From the Times:
Clusters of speed cameras that will monitor drivers’ average speed on all routes across a wide area are to be deployed on hundreds of roads next year.
It will be impossible to evade detection because the digital cameras will cover every entry and exit point and, unlike the earlier speed cameras, will never run out of film.
From Roadcraft, The Essential Police Drivers’ Handbook, which is also used by all the advanced driving organisations:
Good driving depends on constructive attitudes and consideration for other road users. There is already a great deal of potential conflict on the roads without adding to it by selfish and aggressive behaviour.
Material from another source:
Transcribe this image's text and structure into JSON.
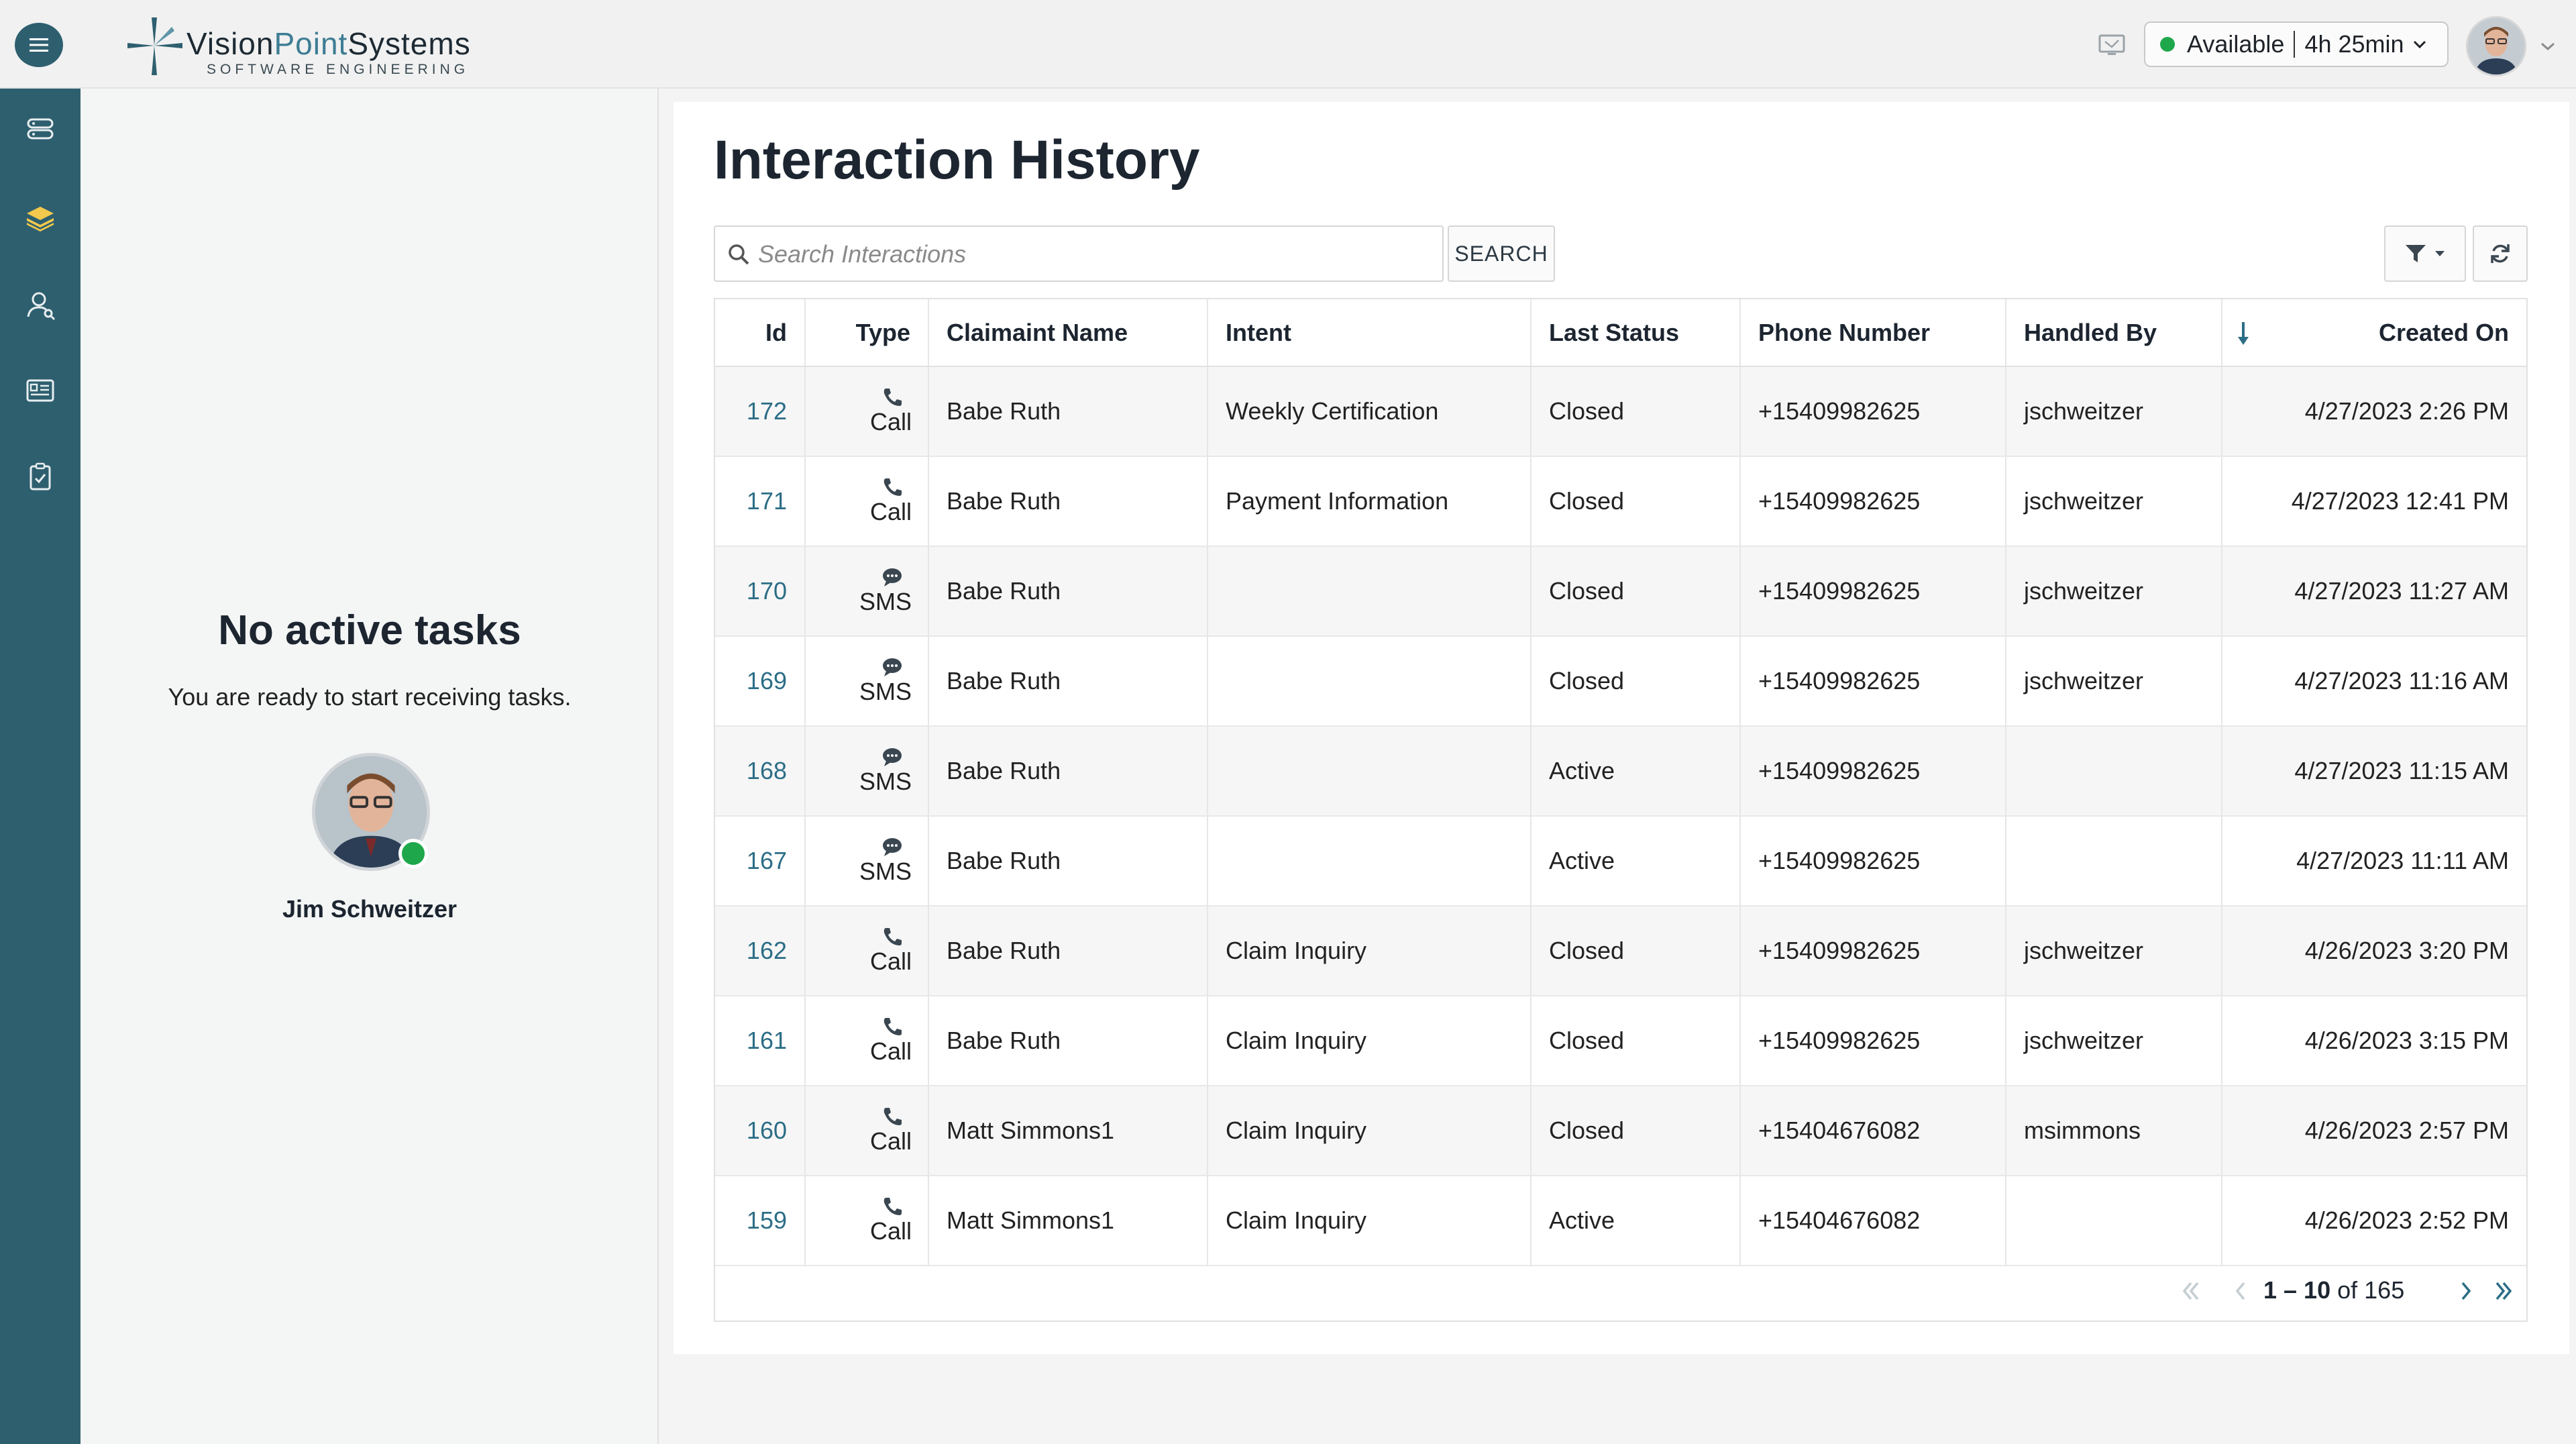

Such behaviour increases the stress levels of other drivers and increases the risk of accidents. Many drivers become unnecessarily angry when other road users interrupt their progress. You can reduce the risk of accidents for yourself and everyone else by being more tolerant and by avoiding actions which create unnecessary stress.
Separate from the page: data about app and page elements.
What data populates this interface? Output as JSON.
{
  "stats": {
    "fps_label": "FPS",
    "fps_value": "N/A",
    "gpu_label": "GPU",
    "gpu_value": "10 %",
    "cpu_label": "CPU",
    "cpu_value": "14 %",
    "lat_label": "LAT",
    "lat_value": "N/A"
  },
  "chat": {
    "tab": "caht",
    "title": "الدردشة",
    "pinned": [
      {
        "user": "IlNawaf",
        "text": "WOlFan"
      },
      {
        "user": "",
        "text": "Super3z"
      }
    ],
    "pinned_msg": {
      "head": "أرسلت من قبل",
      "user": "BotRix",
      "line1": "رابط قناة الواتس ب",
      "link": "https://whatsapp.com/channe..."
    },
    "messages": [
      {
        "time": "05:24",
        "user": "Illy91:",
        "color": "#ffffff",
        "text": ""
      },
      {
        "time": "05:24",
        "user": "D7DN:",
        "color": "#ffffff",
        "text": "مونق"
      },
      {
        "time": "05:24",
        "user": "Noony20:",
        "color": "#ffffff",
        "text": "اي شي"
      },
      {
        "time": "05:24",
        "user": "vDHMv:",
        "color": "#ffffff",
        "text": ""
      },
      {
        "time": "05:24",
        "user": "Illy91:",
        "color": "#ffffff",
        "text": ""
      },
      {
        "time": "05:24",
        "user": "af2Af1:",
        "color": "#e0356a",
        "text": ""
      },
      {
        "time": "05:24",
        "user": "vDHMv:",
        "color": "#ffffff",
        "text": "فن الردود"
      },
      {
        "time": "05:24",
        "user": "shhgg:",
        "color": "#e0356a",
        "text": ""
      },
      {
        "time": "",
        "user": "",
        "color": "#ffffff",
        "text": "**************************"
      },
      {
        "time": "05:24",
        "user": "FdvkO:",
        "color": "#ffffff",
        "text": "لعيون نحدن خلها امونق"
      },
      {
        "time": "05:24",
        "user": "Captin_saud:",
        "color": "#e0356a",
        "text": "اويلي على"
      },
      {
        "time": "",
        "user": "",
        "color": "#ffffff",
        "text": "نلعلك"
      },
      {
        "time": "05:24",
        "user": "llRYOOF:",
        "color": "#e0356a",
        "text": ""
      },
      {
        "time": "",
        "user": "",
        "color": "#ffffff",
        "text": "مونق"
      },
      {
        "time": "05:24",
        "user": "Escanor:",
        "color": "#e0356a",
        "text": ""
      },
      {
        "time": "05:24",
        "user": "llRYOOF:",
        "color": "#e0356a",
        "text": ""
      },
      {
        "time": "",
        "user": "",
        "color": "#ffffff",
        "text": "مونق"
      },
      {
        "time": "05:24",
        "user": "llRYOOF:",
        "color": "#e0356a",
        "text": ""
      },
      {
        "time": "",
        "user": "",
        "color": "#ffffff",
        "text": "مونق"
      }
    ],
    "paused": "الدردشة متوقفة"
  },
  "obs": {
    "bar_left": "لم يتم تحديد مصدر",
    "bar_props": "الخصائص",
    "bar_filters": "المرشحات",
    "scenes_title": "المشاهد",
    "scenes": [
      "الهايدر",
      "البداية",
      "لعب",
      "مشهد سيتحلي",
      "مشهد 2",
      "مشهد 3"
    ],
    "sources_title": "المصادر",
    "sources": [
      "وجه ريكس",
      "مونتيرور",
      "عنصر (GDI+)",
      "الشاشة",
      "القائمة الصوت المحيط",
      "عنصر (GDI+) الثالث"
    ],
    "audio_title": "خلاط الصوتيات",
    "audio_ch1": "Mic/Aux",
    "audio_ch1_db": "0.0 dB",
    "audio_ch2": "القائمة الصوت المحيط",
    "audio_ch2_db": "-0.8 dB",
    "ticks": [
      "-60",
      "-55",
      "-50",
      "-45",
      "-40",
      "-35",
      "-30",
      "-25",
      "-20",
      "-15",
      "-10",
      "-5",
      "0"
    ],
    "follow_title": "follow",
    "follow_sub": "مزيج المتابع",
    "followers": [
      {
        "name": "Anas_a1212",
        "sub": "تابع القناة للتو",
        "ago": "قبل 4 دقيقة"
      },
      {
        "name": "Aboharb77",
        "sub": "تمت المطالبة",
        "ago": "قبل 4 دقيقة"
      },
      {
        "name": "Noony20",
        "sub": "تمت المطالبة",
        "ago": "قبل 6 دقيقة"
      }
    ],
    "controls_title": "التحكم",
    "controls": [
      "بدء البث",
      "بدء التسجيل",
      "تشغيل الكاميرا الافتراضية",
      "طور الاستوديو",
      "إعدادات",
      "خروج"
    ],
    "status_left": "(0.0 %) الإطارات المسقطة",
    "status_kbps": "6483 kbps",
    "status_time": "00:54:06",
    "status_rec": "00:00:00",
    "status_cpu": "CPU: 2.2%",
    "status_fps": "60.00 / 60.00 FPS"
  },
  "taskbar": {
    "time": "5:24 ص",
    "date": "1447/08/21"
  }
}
The Handbook goes on to call for driving at a speed which is safe for the conditions and quite right too. Now, how do we reconcile the proposal with the Handbook and what we witness every time we drive? Surely, extensive average speed monitoring will create stress, worsen bad attitudes and promote anger. Surely it will be perceived as constantly interrupting progress, whether or not it does.
It is indisputable that every day this country sees mass civil disobedience in one regard: the speed limit out of town, particularly on the motorways. We are not being governed by consent in this respect and we are reacting with a bad attitude to authority. Is governing through increasingly comprehensive oppression — even if it is mild — likely to improve attitudes?
This government seems determined to control our lives: see also the tags “Authoritarianism” and “Liberty”. What are you going to do about it?